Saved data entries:
☆ ☆ ☆ ☆

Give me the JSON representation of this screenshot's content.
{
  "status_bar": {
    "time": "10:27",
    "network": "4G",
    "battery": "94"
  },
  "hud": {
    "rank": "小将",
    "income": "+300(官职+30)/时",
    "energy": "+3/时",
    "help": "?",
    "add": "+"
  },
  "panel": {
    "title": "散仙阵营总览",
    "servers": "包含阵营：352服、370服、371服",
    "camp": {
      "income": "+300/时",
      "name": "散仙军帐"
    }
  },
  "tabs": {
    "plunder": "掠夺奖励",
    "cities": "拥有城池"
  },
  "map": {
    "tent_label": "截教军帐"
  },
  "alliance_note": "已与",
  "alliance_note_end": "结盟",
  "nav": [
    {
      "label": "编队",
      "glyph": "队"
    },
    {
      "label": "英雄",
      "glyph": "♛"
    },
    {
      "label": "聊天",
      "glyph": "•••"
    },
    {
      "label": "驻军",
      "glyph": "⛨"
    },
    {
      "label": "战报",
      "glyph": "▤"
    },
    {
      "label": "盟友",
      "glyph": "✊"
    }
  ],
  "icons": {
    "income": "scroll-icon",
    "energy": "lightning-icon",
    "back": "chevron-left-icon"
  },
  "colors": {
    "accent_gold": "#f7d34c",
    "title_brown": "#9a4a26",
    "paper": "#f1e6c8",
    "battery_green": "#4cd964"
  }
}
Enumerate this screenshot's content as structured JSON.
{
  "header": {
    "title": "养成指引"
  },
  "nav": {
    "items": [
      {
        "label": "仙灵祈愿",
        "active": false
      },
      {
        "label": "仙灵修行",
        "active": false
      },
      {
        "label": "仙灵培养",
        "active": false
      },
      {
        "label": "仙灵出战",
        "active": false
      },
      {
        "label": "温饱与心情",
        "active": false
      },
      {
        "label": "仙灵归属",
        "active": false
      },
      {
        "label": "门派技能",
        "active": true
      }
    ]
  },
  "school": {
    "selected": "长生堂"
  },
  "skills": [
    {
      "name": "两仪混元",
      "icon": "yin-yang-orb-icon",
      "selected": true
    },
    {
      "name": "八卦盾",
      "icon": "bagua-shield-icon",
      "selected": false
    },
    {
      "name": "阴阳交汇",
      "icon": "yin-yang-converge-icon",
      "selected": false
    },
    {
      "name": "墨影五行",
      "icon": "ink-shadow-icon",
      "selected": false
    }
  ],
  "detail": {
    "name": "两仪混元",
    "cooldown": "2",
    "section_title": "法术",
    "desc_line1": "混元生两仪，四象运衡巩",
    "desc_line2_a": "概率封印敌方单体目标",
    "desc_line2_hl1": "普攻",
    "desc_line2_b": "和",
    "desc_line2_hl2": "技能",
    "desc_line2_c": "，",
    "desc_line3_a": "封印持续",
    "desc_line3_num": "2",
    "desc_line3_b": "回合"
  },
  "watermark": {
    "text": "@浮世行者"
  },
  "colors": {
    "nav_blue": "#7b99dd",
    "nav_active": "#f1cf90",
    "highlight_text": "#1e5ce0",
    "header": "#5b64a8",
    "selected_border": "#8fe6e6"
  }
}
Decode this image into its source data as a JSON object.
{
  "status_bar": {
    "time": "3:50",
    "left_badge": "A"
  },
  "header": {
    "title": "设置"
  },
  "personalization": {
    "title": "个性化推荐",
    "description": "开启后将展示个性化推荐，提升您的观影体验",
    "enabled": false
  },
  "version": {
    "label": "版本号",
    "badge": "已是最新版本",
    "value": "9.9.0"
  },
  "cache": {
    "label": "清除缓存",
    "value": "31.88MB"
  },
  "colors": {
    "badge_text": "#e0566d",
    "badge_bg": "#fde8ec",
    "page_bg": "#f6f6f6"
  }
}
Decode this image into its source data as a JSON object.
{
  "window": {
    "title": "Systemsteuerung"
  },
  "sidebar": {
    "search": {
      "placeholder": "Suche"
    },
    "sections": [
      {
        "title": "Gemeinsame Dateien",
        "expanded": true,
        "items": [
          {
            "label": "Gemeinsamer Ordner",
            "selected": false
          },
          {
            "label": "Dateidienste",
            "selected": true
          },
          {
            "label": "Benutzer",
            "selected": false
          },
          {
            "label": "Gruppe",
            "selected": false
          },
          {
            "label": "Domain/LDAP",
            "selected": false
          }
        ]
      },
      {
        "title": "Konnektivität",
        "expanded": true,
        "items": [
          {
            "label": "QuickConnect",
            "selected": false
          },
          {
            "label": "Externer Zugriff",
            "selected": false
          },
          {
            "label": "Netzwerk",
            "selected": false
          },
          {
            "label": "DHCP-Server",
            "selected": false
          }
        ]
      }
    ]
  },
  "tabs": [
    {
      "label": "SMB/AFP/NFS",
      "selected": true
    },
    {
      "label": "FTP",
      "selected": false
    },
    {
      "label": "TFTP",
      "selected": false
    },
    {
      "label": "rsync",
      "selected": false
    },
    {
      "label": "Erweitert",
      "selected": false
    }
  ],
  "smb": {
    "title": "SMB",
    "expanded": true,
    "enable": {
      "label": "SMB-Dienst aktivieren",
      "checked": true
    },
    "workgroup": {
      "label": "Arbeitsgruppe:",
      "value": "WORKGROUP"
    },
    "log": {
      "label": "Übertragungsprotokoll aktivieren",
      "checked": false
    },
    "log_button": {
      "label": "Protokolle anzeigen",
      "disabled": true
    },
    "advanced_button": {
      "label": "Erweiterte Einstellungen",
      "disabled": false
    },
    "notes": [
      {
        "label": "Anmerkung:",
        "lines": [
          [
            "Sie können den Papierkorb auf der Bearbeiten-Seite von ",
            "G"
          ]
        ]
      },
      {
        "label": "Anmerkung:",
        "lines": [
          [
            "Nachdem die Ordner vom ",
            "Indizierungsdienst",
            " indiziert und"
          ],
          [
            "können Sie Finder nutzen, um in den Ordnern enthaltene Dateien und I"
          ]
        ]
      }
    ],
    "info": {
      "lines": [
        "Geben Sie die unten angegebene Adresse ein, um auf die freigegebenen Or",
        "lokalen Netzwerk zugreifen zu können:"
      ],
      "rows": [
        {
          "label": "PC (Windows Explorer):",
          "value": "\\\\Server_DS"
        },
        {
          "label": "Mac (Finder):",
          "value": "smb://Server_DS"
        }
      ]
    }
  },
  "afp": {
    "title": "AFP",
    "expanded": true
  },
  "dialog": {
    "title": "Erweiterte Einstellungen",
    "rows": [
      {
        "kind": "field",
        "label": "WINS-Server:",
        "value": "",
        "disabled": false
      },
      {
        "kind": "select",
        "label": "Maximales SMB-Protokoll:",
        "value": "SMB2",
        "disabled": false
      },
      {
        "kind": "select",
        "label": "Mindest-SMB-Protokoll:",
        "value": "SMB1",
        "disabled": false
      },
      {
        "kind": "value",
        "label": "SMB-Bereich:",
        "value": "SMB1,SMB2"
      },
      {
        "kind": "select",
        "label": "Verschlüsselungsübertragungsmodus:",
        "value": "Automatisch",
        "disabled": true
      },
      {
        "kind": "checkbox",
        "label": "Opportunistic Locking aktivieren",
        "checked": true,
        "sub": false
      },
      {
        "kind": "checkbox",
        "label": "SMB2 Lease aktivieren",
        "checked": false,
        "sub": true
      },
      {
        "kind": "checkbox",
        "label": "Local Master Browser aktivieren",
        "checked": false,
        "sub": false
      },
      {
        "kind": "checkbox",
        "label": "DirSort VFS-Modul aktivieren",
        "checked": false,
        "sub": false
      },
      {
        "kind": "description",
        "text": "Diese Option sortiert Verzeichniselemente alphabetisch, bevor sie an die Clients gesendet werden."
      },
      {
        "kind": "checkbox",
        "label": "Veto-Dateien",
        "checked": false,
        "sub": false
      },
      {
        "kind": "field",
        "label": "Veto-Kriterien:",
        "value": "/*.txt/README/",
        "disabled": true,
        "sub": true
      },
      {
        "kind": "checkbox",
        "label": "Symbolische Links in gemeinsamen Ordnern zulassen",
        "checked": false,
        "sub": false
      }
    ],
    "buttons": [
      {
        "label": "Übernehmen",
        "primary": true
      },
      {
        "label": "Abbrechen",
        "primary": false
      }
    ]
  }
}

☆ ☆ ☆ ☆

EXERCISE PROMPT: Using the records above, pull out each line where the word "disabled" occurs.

RESULT FOR THIS TASK:
      "disabled": true
      "disabled": false
        "disabled": false
        "disabled": false
        "disabled": false
        "disabled": true
        "disabled": true,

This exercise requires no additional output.